What they say is true, there is really no place like home. I miss home dearly. Am actually planning a trip home very soon. I have been researching on places for my family and I to just go and have a well-deserved vacation. If you know me, cheap or free is obviously on the menu. I actually stumbled on a few less popular places, some I never even knew existed.
CHALBI DESERT: Consider a desert safari, where you get to see oryx, ostriches, hyenas, and the endangered Grevy zebras. This hot, dry but fun place is located on the border of Kenya and Ethiopia. It was named by the Gabbra pastoralist community (the main ethnic community in the desert), chalbi meaning salty and bare.During the rains, the dry land turns into a shallow lake.It has several oases which nourish lots of palm groves and makes the desert habitable for both the communities and their animals. I can not deny, this safari is not for the faint-hearted as the temperatures are on the extremes, very hot during the day with highs of 360°c and extremely cold at nights with lows of 180°c. Further north, you are welcomed by the Hurri hills which offer moderate temperatures much to the relief of the safari daredevil. The hills offer great views of the boiling desert.
OLORGESAIILE PRE-HISTORIC SITE: I never knew that just south of Nairobi along the road to Lake Magadi there was a prehistoric site that was home to the world’s largest number of stone tools that were used between 600000 and 900000 years ago(the Acheulean period).Bones of animals killed using these tools have also been found in this area. The latest discovery in the site is a human skull is believed to have been a homo-erectus. These bones have been preserved over the years by the alkaline ash from the nearby volcanoes.Camping and sightseeing are the major attraction to this area while seeing a wild animal or two can be an added advantage.
THE RUINS OF GEDI: I have had of this archaeological site but in comparison to other well-known tourist sites in Kenya, it somehow made to my cut-list of the county’s well-hidden attractions.
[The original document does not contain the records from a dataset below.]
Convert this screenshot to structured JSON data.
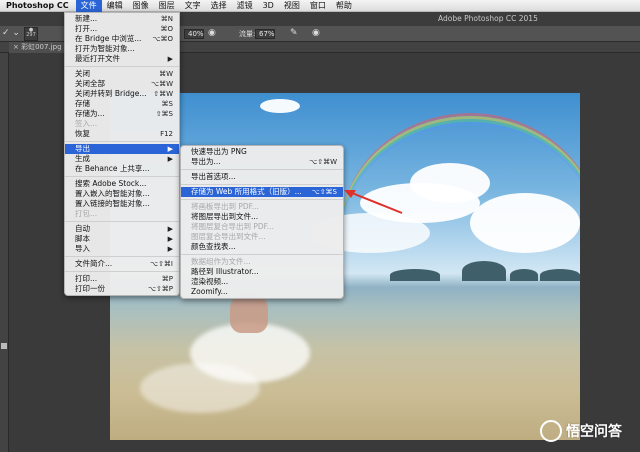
{
  "menubar": {
    "app": "Photoshop CC",
    "items": [
      "文件",
      "编辑",
      "图像",
      "图层",
      "文字",
      "选择",
      "滤镜",
      "3D",
      "视图",
      "窗口",
      "帮助"
    ],
    "active_index": 0
  },
  "titlebar": {
    "title": "Adobe Photoshop CC 2015"
  },
  "optbar": {
    "brush_size": "297",
    "opacity_value": "40%",
    "flow_label": "流量:",
    "flow_value": "67%"
  },
  "doctab": {
    "label": "彩虹007.jpg @"
  },
  "file_menu": [
    {
      "label": "新建...",
      "shortcut": "⌘N"
    },
    {
      "label": "打开...",
      "shortcut": "⌘O"
    },
    {
      "label": "在 Bridge 中浏览...",
      "shortcut": "⌥⌘O"
    },
    {
      "label": "打开为智能对象...",
      "shortcut": ""
    },
    {
      "label": "最近打开文件",
      "shortcut": "▶"
    },
    {
      "sep": true
    },
    {
      "label": "关闭",
      "shortcut": "⌘W"
    },
    {
      "label": "关闭全部",
      "shortcut": "⌥⌘W"
    },
    {
      "label": "关闭并转到 Bridge...",
      "shortcut": "⇧⌘W"
    },
    {
      "label": "存储",
      "shortcut": "⌘S"
    },
    {
      "label": "存储为...",
      "shortcut": "⇧⌘S"
    },
    {
      "label": "签入...",
      "shortcut": "",
      "disabled": true
    },
    {
      "label": "恢复",
      "shortcut": "F12"
    },
    {
      "sep": true
    },
    {
      "label": "导出",
      "shortcut": "▶",
      "highlight": true
    },
    {
      "label": "生成",
      "shortcut": "▶"
    },
    {
      "label": "在 Behance 上共享...",
      "shortcut": ""
    },
    {
      "sep": true
    },
    {
      "label": "搜索 Adobe Stock...",
      "shortcut": ""
    },
    {
      "label": "置入嵌入的智能对象...",
      "shortcut": ""
    },
    {
      "label": "置入链接的智能对象...",
      "shortcut": ""
    },
    {
      "label": "打包...",
      "shortcut": "",
      "disabled": true
    },
    {
      "sep": true
    },
    {
      "label": "自动",
      "shortcut": "▶"
    },
    {
      "label": "脚本",
      "shortcut": "▶"
    },
    {
      "label": "导入",
      "shortcut": "▶"
    },
    {
      "sep": true
    },
    {
      "label": "文件简介...",
      "shortcut": "⌥⇧⌘I"
    },
    {
      "sep": true
    },
    {
      "label": "打印...",
      "shortcut": "⌘P"
    },
    {
      "label": "打印一份",
      "shortcut": "⌥⇧⌘P"
    }
  ],
  "export_menu": [
    {
      "label": "快速导出为 PNG",
      "shortcut": ""
    },
    {
      "label": "导出为...",
      "shortcut": "⌥⇧⌘W"
    },
    {
      "sep": true
    },
    {
      "label": "导出首选项...",
      "shortcut": ""
    },
    {
      "sep": true
    },
    {
      "label": "存储为 Web 所用格式（旧版）...",
      "shortcut": "⌥⇧⌘S",
      "highlight": true
    },
    {
      "sep": true
    },
    {
      "label": "将画板导出到 PDF...",
      "shortcut": "",
      "disabled": true
    },
    {
      "label": "将图层导出到文件...",
      "shortcut": ""
    },
    {
      "label": "将图层复合导出到 PDF...",
      "shortcut": "",
      "disabled": true
    },
    {
      "label": "图层复合导出到文件...",
      "shortcut": "",
      "disabled": true
    },
    {
      "label": "颜色查找表...",
      "shortcut": ""
    },
    {
      "sep": true
    },
    {
      "label": "数据组作为文件...",
      "shortcut": "",
      "disabled": true
    },
    {
      "label": "路径到 Illustrator...",
      "shortcut": ""
    },
    {
      "label": "渲染视频...",
      "shortcut": ""
    },
    {
      "label": "Zoomify...",
      "shortcut": ""
    }
  ],
  "annotation": {
    "arrow_color": "#e0302a"
  },
  "watermark": {
    "text": "悟空问答"
  }
}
Forty-five acres of natural beauty in the Arabuko- Sokoke forest are ones believed to be a fortress housing around 2500 people. The walled town has mosques, a palace, one-story stone houses and tombs. The oldest tombstone places the town somewhere in between the eleventh and twelfth century. Trade is believed to have been the main income earner of the town. Sightseeing is the main attraction in this prehistoric site.
SIAWA SWAMP NATIONAL PARK: I am just about to admit my ignorance to the whole world. Born and raised in Kenya yet I have never heard of this national park in Kitale, Rift Valley region.At almost 3km² Siawa swamp national park is the smallest national park in Kenya. It is home to the rare and endangered Sitatunga, an aquatic antelope. It also houses over 300 species of birds and indigenous trees.Being a small national park there is no need to drive hence walking, sightseeing, bird watching and camping the main attractions.
PATE ISLAND: This blog has taught me one thing, I do not know my country as well as I Thought I did. A two or three-hour ferry ride from Lamu will get you to the most beautiful yet rarely visited ruins in Pate island.Archeologists suggest that the port on this low lying land was in existence from around the ninth century. Trade was the main income earner for the community. In 1812 the battle of Shella was believed to cause the downfall of the town and end the city-state.
MARSABIT MOUNTAIN: This extinct volcanic mountain is defiant to all rules of the ecosystem. It is cold and green yet it is surrounded by a vast and hot desert.The misty natural phenomenon is home to the endangered Grevy zebras, warthogs, lions and many more wild animals.The crater lake of this mountain is called lake paradise, however, because of human destruction, the lake is slowly dying.
KITULUNI HILL: This is by far the best free site to go to. it is located just 12km east of Machakos town. Imagine switching off your car on a hill and getting out of the car with your keys.On this hill, you will be astonished to see your car moving uphill unaided. It is called the Anti-Gravity hill by the community in the area. Water will go up the hill for approximately one kilometre before it starts to move sideways. It is a strange yet amazing place to go if you want to break the rules of gravity.